If a baby is diagnosed with congenital CMV infection at birth, an antiviral medication (most likely valganciclovir) may be prescribed to help improve hearing and reduce long-term developmental impacts. However, valganciclovir can have serious side effects.
The CDC notes that it has only been studied in infants with signs of CMV infection, so it’s not safe for use as a preventive measure in other cases.
Moderna currently has a CMV vaccine candidate undergoing a Phase III clinical trial. A vaccine may help prevent CMV infection in pregnant women and infants and reduce the risk of an infant contracting congenital CMV.
The trial is ongoing, says Dr. August, and is being tested on women of childbearing age who are not currently pregnant. If you’re interested in being part of the trial, you can check your eligibility here.
In the meantime, good hygiene practices are the best prevention against CMV. Here are precautions to take, especially if you’re pregnant:
Wash your hands often. Aim to use soap and water for at least 15 seconds, especially after coming into contact with young children’s diapers, saliva or tears.
Avoid direct contact with a child’s tears and saliva. That may mean kissing your child on their head or forehead instead of on their lips.
Don’t clean your child’s pacifier by putting it in your mouth. You’re aiming to avoid contact with their saliva.
Avoid sharing food or utensils or drinking out of the same glass as others. Using the same straws or utensils—or toothbrush—can spread CMV.
Thoroughly clean toys, countertops and changing tables. Anywhere that could have come into contact with young children’s saliva or urine.
A note from Motherly
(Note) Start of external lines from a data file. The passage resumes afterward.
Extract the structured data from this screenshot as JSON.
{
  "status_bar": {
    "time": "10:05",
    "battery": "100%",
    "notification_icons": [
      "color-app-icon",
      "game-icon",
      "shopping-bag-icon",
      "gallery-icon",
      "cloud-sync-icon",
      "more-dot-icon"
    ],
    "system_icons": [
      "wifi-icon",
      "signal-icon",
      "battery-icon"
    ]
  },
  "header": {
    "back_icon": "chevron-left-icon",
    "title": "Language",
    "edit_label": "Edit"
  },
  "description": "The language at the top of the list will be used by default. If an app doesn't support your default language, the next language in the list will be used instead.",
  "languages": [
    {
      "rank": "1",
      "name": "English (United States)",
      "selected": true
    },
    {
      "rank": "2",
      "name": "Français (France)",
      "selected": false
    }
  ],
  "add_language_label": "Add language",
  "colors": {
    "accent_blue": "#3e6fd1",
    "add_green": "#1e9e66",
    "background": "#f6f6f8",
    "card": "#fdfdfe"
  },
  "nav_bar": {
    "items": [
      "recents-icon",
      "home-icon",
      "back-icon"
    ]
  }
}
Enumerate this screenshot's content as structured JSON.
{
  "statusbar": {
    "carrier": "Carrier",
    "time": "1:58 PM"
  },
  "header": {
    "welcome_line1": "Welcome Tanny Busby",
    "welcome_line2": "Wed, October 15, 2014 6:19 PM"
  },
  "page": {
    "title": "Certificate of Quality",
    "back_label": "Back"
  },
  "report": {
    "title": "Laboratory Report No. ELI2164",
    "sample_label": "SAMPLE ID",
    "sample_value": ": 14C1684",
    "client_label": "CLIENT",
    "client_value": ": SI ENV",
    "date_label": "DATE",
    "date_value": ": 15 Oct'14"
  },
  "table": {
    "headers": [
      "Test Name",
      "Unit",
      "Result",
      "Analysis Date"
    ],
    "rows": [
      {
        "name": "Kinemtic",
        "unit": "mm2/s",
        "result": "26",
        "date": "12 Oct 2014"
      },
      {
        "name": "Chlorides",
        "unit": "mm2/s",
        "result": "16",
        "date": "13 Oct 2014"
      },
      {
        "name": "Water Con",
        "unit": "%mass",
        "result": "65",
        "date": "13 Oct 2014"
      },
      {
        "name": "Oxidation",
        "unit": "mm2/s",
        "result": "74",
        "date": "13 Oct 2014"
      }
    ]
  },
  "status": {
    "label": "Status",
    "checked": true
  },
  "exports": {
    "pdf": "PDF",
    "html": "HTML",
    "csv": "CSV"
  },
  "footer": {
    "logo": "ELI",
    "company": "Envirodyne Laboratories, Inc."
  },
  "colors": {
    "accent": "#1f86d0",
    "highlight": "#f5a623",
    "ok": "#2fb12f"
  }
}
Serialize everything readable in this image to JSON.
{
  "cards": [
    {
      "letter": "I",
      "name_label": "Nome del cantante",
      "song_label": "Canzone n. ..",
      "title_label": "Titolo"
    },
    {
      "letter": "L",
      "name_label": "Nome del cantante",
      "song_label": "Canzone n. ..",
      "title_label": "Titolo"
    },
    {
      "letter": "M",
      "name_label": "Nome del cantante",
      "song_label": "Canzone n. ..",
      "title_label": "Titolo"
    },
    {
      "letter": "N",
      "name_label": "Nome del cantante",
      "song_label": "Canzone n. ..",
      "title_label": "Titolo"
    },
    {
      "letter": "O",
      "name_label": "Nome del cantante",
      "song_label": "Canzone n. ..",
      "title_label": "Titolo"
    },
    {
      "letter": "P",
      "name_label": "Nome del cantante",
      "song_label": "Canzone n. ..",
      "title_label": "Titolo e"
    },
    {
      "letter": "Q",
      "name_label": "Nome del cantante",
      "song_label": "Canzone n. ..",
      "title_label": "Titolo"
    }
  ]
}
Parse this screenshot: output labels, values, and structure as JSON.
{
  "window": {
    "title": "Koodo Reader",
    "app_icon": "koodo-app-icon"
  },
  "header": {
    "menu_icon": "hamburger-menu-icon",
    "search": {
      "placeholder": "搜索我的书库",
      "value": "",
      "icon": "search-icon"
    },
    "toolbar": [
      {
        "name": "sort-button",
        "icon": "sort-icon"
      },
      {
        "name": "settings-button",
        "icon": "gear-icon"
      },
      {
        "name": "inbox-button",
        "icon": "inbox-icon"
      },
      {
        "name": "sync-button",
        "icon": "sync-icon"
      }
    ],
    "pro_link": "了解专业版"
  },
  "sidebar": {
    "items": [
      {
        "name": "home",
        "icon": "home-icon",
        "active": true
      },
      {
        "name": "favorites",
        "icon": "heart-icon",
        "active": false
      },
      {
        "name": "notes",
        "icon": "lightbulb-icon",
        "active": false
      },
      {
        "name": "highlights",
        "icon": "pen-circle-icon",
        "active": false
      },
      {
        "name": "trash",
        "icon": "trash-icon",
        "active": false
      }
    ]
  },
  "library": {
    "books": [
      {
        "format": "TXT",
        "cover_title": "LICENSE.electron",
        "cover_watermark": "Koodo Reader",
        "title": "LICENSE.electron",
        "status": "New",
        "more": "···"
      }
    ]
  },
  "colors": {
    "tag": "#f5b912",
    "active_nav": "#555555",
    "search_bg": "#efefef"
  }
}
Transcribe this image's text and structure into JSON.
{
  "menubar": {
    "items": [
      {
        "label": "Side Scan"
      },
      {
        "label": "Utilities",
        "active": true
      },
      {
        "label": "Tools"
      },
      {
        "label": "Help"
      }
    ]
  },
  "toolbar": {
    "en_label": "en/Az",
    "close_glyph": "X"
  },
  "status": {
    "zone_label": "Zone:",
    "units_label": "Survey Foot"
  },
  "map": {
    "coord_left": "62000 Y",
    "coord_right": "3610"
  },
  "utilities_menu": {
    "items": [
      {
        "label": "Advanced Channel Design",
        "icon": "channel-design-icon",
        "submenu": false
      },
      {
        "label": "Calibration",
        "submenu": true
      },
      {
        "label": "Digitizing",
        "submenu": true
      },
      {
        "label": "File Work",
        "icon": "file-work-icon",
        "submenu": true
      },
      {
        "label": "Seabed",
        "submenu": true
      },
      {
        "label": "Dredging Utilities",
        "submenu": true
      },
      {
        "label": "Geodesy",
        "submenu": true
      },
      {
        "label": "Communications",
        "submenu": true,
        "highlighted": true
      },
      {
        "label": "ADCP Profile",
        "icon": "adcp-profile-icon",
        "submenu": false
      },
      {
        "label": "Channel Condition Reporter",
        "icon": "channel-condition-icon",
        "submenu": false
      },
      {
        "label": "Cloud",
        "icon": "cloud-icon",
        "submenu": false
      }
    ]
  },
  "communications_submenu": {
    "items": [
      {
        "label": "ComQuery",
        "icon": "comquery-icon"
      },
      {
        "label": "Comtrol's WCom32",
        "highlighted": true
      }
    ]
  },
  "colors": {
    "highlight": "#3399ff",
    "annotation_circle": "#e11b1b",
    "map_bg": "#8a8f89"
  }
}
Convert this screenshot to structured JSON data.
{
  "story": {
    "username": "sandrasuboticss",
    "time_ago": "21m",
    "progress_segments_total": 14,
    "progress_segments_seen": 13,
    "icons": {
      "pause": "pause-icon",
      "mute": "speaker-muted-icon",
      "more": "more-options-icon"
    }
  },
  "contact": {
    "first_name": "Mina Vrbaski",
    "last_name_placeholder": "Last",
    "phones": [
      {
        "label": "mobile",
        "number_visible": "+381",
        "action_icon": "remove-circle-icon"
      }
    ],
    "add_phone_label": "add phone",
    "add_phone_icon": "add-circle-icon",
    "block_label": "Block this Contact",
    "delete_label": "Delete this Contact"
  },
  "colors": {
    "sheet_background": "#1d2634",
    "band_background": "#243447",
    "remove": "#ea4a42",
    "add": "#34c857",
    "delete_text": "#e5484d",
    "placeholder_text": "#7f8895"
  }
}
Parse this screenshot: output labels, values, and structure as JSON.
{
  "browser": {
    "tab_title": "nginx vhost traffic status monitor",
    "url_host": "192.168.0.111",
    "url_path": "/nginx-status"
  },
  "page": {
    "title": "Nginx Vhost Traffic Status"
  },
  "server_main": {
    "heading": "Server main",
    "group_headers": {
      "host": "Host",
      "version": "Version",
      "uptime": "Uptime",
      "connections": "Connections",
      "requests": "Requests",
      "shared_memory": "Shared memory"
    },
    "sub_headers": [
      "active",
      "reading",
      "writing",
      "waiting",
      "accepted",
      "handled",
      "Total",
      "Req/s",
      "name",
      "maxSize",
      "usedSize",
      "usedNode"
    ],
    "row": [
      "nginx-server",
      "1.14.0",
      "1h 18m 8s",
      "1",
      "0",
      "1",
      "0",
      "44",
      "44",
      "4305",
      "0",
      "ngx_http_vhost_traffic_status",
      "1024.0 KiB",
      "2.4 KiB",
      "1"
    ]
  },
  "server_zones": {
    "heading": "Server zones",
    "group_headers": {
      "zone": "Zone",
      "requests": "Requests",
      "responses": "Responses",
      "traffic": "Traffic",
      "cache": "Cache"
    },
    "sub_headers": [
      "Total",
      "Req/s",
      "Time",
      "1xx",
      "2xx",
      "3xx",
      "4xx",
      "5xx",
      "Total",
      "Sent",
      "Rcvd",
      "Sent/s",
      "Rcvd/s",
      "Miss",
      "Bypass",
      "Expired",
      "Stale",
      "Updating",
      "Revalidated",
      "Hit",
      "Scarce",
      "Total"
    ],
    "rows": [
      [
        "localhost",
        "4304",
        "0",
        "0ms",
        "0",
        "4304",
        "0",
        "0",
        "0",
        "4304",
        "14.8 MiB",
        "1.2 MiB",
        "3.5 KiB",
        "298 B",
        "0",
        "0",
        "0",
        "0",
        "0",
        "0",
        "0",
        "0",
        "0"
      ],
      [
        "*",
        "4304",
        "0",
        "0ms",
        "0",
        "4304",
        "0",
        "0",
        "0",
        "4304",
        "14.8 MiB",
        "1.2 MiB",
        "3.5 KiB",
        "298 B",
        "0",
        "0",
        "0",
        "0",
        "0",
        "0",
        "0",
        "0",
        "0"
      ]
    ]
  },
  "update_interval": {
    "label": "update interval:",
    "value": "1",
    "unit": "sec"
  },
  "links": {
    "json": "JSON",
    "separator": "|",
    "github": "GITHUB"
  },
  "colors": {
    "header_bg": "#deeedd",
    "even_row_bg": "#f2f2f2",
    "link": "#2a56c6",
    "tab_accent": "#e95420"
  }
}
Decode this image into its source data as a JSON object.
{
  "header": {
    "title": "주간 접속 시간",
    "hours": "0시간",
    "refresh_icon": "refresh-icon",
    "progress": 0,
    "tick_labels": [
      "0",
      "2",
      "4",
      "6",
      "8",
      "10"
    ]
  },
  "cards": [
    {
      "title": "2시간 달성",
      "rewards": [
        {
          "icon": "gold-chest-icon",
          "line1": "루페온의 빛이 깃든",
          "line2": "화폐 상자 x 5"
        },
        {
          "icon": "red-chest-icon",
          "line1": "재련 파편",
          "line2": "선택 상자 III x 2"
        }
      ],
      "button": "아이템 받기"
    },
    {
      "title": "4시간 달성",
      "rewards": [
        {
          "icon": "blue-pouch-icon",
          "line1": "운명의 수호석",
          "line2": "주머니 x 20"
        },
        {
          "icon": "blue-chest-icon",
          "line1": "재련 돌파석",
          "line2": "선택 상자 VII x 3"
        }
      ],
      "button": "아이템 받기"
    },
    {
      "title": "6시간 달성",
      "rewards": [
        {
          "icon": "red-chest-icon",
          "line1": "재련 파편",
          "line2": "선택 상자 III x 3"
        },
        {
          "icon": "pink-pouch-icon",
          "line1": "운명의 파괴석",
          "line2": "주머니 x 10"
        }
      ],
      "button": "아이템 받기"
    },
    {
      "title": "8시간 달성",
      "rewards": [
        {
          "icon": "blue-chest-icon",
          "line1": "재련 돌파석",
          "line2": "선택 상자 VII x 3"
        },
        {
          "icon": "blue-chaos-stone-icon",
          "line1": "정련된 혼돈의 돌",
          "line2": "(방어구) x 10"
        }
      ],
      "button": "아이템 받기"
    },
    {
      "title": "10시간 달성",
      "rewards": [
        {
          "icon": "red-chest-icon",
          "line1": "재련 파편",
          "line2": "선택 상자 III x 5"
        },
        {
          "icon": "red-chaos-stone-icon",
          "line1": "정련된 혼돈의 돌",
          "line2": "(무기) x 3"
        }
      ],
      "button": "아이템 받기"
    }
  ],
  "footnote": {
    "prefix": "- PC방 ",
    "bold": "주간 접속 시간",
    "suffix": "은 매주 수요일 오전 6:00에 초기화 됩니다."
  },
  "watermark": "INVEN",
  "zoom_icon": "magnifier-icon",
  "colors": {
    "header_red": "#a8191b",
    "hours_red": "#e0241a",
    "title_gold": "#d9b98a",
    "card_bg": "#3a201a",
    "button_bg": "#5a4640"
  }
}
Learning about CMV can be distressing, especially if you’re currently pregnant and already worried about keeping yourself and your child safe from other infections or illnesses.
“Just don’t be bashful about getting educated about the virus and ways to decrease your risk of transmitting the virus,” says Dr. August. And don’t be afraid to ask your healthcare provider about CMV. Gathering the facts and learning about how to reduce your risk is a key part of staying healthy.